But what David did was wrong. Sin has consequences. And when you choose to sin you automatically, unavoidably, choose to suffer sin’s consequences. You don’t choose what these consequences are. The only choice you have is to sin or not sin. And when you choose to sin, you’ve chosen to suffer the troubles and heartaches that sin brings. Unbeknownst to David while he lay with Bathsheba in bed, there’d be consequences he’d have to suffer.

God sent the prophet Nathan to David. What David hid, God brought to light. David thought he could get away with sin. But he got caught. You’ll always get caught! God misses no one! David had sown his wild oats. Now it was time for him to pay up. 

2 Samuel 12:7b-12, “This is what the Lord God of Israel says: I anointed you king over Israel and rescued you from Saul.  (8)  I gave you your master Saul’s house and his wives. I gave you the house of Israel and Judah. And if this weren’t enough, I would have given you even more.  (9)  Why did you despise my word by doing what I considered evil? You had Uriah the Hittite killed in battle. You took his wife as your wife. You used the Ammonites to kill him.  (10)  So warfare will never leave your house because you despised me and took the wife of Uriah the Hittite to be your wife.  (11)  “This is what the Lord says: I will stir up trouble against you within your own household, and before your own eyes I will take your wives and give them to someone close to you. He will go to bed with your wives in broad daylight.  (12) You did this secretly, but I will make this happen in broad daylight in front of all Israel.”

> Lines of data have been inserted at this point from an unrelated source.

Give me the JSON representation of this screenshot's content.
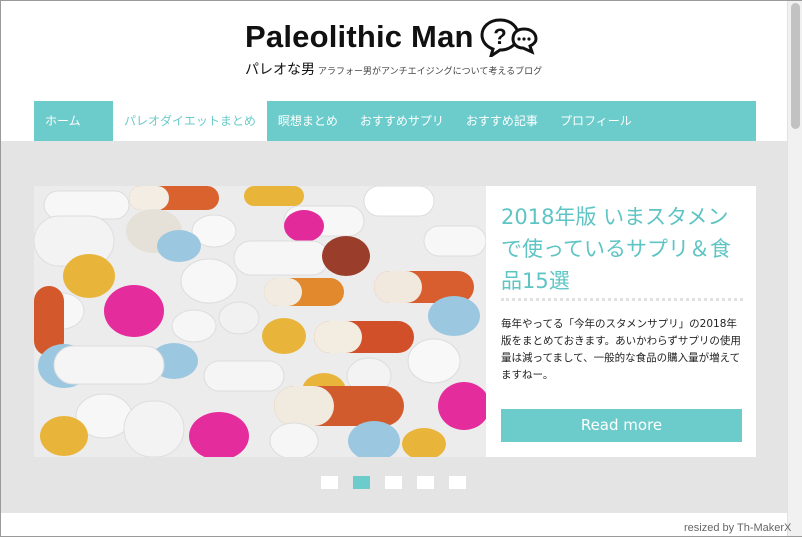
{
  "site": {
    "title": "Paleolithic Man",
    "tagline_main": "パレオな男",
    "tagline_sub": "アラフォー男がアンチエイジングについて考えるブログ",
    "logo_icon": "speech-bubbles-question-icon"
  },
  "nav": {
    "items": [
      {
        "label": "ホーム"
      },
      {
        "label": "パレオダイエットまとめ",
        "active": true
      },
      {
        "label": "瞑想まとめ"
      },
      {
        "label": "おすすめサプリ"
      },
      {
        "label": "おすすめ記事"
      },
      {
        "label": "プロフィール"
      }
    ]
  },
  "slider": {
    "title": "2018年版 いまスタメンで使っているサプリ＆食品15選",
    "excerpt": "毎年やってる「今年のスタメンサプリ」の2018年版をまとめておきます。あいかわらずサプリの使用量は減ってまして、一般的な食品の購入量が増えてますねー。",
    "read_more": "Read more",
    "active_dot": 2,
    "dot_count": 5,
    "image": "pills-and-capsules-photo"
  },
  "watermark": "resized by Th-MakerX",
  "colors": {
    "accent": "#6ccbcb",
    "band": "#e4e4e4",
    "title_teal": "#5fc4c4"
  }
}
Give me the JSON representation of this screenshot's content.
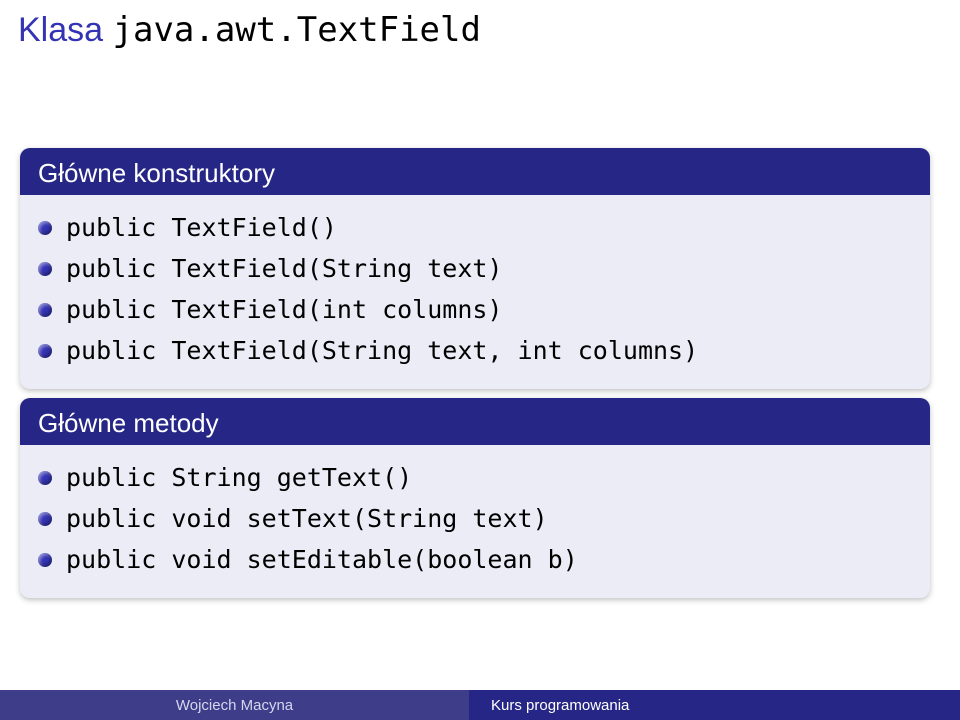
{
  "title": {
    "kw": "Klasa",
    "cls": "java.awt.TextField"
  },
  "block1": {
    "header": "Główne konstruktory",
    "items": [
      "public TextField()",
      "public TextField(String text)",
      "public TextField(int columns)",
      "public TextField(String text, int columns)"
    ]
  },
  "block2": {
    "header": "Główne metody",
    "items": [
      "public String getText()",
      "public void setText(String text)",
      "public void setEditable(boolean b)"
    ]
  },
  "footer": {
    "left": "Wojciech Macyna",
    "right": "Kurs programowania"
  }
}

All that the Lord prophesied through Nathan the prophet came to pass. David brought civil war upon himself and the nation. And, to top it all off, the baby conceived in sin died (2 Samuel 12:14-18).

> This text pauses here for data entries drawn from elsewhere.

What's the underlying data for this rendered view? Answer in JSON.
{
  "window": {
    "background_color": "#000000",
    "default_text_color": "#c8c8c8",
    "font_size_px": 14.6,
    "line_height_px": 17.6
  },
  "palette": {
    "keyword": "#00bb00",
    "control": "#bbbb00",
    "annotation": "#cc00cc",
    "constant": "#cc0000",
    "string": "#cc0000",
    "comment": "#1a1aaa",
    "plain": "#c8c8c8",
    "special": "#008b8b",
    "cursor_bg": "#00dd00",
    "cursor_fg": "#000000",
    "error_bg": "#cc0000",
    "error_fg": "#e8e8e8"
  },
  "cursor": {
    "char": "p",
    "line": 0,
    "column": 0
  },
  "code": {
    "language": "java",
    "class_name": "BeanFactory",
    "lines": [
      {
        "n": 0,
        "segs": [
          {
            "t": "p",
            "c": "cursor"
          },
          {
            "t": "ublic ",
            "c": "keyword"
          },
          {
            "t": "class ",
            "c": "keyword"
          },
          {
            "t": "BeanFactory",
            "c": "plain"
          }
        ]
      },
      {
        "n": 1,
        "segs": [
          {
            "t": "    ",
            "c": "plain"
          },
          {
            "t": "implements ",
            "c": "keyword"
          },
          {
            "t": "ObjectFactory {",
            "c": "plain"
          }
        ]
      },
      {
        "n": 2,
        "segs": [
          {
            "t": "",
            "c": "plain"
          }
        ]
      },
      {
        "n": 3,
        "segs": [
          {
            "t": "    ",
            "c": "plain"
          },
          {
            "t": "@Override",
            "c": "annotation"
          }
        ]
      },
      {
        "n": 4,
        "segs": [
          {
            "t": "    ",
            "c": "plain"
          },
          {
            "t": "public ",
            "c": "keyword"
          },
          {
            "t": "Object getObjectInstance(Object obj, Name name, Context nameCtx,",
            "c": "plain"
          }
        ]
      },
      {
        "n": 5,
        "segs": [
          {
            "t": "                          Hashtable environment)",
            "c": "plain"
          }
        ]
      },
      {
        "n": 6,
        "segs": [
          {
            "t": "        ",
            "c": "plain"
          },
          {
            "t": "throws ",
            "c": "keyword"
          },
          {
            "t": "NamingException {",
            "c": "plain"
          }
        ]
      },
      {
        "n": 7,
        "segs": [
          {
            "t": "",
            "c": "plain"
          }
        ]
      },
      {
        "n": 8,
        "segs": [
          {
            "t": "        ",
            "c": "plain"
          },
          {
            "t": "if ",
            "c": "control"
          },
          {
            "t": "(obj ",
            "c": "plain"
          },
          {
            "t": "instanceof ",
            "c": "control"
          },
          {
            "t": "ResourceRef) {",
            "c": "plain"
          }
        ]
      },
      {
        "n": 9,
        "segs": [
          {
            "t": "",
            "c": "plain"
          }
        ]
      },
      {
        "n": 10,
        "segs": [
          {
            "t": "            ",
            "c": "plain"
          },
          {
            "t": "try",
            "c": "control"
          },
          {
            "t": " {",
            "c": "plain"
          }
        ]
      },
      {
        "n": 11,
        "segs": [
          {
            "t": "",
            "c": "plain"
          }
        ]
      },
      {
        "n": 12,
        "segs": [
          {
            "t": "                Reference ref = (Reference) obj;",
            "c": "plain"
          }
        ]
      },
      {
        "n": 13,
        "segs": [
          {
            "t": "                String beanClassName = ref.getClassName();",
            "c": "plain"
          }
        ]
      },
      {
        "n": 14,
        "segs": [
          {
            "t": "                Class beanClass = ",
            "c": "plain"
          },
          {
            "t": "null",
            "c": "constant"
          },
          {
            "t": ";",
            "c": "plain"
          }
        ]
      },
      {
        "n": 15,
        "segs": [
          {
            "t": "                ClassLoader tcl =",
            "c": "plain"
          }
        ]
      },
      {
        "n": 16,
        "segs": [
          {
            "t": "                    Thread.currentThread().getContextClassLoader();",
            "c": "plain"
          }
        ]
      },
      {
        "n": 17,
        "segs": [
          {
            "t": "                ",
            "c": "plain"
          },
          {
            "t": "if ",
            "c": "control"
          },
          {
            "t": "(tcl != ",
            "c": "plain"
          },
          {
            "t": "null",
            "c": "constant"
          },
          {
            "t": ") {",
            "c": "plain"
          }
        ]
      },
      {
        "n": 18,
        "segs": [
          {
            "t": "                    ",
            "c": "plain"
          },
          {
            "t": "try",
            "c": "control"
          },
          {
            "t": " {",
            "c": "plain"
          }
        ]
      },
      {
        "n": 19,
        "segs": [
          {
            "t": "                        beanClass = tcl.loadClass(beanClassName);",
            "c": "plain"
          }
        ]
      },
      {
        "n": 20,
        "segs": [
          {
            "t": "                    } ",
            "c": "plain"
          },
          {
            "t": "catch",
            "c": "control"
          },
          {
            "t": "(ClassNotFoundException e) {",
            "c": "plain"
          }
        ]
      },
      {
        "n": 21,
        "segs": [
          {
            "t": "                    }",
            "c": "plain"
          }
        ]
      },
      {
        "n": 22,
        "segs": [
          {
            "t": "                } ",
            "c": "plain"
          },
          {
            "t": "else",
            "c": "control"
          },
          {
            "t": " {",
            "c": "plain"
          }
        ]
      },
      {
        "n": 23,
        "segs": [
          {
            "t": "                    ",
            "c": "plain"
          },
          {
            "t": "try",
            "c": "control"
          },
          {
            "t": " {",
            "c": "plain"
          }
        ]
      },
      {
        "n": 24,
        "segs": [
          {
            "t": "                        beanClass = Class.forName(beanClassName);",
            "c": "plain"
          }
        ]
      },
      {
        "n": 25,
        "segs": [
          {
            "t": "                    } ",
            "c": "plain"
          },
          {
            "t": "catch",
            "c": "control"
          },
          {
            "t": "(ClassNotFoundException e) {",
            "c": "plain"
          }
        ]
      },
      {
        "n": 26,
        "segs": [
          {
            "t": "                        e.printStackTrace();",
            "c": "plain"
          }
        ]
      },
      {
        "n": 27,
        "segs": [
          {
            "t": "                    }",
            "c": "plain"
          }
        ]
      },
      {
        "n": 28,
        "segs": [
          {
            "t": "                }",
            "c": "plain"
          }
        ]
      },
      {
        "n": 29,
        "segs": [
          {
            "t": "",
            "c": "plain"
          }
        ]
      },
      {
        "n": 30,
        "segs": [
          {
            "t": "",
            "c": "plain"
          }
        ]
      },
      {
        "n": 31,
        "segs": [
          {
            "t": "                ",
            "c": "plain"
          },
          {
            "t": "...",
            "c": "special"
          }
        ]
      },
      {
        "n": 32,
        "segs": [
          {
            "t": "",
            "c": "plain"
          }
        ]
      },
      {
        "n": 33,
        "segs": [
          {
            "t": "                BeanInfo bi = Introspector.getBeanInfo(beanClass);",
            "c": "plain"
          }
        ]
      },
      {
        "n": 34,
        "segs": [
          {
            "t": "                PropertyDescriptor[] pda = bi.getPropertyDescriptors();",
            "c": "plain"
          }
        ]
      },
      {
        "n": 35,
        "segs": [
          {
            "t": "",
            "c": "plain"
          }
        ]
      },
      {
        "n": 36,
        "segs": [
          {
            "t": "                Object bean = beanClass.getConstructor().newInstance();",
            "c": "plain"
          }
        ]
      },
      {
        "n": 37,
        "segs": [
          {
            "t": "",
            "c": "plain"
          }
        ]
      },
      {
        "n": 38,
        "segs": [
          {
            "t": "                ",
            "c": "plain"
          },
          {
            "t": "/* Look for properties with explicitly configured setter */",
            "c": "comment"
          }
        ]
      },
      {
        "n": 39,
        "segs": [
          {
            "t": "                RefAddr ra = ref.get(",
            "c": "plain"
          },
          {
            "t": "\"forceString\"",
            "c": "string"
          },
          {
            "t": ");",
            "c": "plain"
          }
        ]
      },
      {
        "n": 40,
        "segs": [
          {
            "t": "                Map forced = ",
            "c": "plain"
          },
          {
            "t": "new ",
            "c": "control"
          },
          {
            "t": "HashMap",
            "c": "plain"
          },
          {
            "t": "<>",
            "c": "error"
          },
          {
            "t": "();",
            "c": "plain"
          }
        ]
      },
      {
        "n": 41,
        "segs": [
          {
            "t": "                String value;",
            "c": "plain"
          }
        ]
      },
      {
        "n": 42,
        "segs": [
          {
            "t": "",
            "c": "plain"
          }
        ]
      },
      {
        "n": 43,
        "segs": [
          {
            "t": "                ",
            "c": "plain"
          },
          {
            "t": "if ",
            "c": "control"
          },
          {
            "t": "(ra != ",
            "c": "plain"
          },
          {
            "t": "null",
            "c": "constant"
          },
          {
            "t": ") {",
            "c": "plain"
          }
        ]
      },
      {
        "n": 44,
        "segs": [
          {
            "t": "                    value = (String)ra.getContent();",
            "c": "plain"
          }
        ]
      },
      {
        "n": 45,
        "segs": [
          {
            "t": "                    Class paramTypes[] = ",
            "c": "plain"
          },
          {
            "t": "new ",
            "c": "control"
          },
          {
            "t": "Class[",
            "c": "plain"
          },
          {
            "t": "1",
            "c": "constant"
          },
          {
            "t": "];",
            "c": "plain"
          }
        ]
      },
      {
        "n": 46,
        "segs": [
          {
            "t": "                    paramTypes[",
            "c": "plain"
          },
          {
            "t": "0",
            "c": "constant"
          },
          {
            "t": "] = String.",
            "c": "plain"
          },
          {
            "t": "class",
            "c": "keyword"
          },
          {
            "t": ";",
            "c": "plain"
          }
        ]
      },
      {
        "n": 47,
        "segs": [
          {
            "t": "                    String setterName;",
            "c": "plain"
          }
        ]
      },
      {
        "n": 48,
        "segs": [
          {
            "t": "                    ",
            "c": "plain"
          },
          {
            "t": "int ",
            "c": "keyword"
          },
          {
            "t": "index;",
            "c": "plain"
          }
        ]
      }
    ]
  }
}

So the decision to stay in Jerusalem and not go to war with the rest of the army led David into adultery. Adultery led to lying. Then murder. A just and honorable warrior was killed. A woman sinned against husband. Then lost him. An innocent baby died. And the heretofore strong Israelite nation was subsequently weakened by civil strife. David’s sin not only affected him and Bathsheba, but it affected the entire nation! It’s amazing how ONE DECISION–JUST ONE!–CAN CHANGE YOUR LIFE FOREVER AND AFFECT THE LIVES OF SO MANY OTHERS.

Brethren, don’t be hasty or short-sighted about the decisions you make. Think. Pray. Make the right decision. God’s decision. It’ll save you a heap of trouble, pain, and regret. And your future will definitely be brighter! God bless you and keep you from making a bad decision.